Research Article - Journal of Food Science and Nutrition (2022) Volume 5, Issue 1
Effect of Sudan II adulteration of palm oil on the serum enzyme, bilirubin concentration and renal function biomarkers of albino wistar rats.

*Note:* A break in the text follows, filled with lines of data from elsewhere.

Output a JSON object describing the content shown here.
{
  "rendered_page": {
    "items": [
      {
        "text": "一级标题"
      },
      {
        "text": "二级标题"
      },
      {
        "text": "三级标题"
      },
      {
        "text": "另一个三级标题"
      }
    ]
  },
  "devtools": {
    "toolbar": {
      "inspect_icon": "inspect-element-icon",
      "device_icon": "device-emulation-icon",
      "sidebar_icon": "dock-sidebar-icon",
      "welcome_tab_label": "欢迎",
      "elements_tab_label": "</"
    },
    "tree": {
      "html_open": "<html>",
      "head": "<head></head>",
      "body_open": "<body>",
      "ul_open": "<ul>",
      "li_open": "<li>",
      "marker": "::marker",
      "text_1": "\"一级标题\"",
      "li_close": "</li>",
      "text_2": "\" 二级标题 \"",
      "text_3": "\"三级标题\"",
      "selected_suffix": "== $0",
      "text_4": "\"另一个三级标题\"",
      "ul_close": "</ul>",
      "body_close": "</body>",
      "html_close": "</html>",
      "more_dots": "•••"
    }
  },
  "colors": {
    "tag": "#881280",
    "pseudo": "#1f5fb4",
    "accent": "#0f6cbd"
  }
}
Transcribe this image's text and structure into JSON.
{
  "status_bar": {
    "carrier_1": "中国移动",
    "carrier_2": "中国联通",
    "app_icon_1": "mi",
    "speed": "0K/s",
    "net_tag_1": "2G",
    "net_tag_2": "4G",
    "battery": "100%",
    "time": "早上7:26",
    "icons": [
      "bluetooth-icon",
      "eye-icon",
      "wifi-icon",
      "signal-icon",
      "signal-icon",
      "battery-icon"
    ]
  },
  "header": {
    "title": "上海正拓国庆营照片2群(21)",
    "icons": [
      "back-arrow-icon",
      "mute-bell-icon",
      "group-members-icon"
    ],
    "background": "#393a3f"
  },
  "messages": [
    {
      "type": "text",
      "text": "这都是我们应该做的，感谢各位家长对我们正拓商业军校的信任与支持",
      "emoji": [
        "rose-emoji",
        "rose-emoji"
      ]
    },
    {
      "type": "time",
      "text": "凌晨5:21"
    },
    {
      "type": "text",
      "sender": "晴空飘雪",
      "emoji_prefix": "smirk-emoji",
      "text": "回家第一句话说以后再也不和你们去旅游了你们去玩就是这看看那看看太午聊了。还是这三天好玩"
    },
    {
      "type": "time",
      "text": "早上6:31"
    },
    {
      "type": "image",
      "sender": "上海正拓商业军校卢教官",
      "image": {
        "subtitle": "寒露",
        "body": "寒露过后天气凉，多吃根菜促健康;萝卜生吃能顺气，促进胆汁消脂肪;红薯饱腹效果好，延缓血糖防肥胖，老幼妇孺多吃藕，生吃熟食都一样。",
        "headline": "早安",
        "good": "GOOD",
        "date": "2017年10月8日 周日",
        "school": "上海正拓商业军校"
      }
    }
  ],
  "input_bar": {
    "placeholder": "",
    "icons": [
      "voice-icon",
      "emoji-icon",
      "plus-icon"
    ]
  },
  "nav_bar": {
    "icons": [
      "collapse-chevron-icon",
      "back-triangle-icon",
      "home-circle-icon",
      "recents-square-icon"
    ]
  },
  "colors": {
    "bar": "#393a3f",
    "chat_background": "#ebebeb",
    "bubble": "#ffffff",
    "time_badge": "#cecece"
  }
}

Aim: This study investigated the impact of Sudan II adulteration of palm oil on serum enzymes (ALT, AST, ALP), bilirubin and renal function biomarkers (creatinine, urea) of albino wistar rats. Methods: A total of sixty (60) 750 mL bottles of red palm oil were purchased from random markets in Nigeria. Sixty (60) male albino rats weighing 150-180 g were divided into 5 groups of 12 rats each. Group 1 served as normal control. Groups 2 to 5 were fed 90% rat chow supplemented with 10% red palm oil. The Sudan II dyes were co-administered with the red palm oil with the diet (rat chow) to provide levels of 0.025% (PO/0.025) (group 3), 0.03% (PO/0.03) (group 4) and 0.04% (PO/0.04) (group 5) for a period of 30 days (short term) and 90 days (long term). Animals were sacrificed and blood was collected via cardiac puncture for biochemical analysis. Calorimetric methods were used to determine the bilirubin, urea and creatinine concentrations while standard methods were used for the kinetic determination of ALT, AST, ALP. Data analysis was carried out with SPSS using one-way analysis of variance (ANOVA). Key findings: Result showed that the serum enzymes activities and functional biomarkers increased significantly (P<0.05) in both short-term and long-term feeding conditions. Intentional addition of Sudan II dye to palm oil had adverse effects. Significance: The significant increase of the parameters in this study is indicative of an adverse effect of the dye on health and therefore a major public health concern. It is pertinent to create awareness and the need for enforcement of regulatory acts and food safety procedures.Author(s): Aniekan S Henshaw*, Ima-obong Williams , Henry E. Peters , Christine A. Ikpeme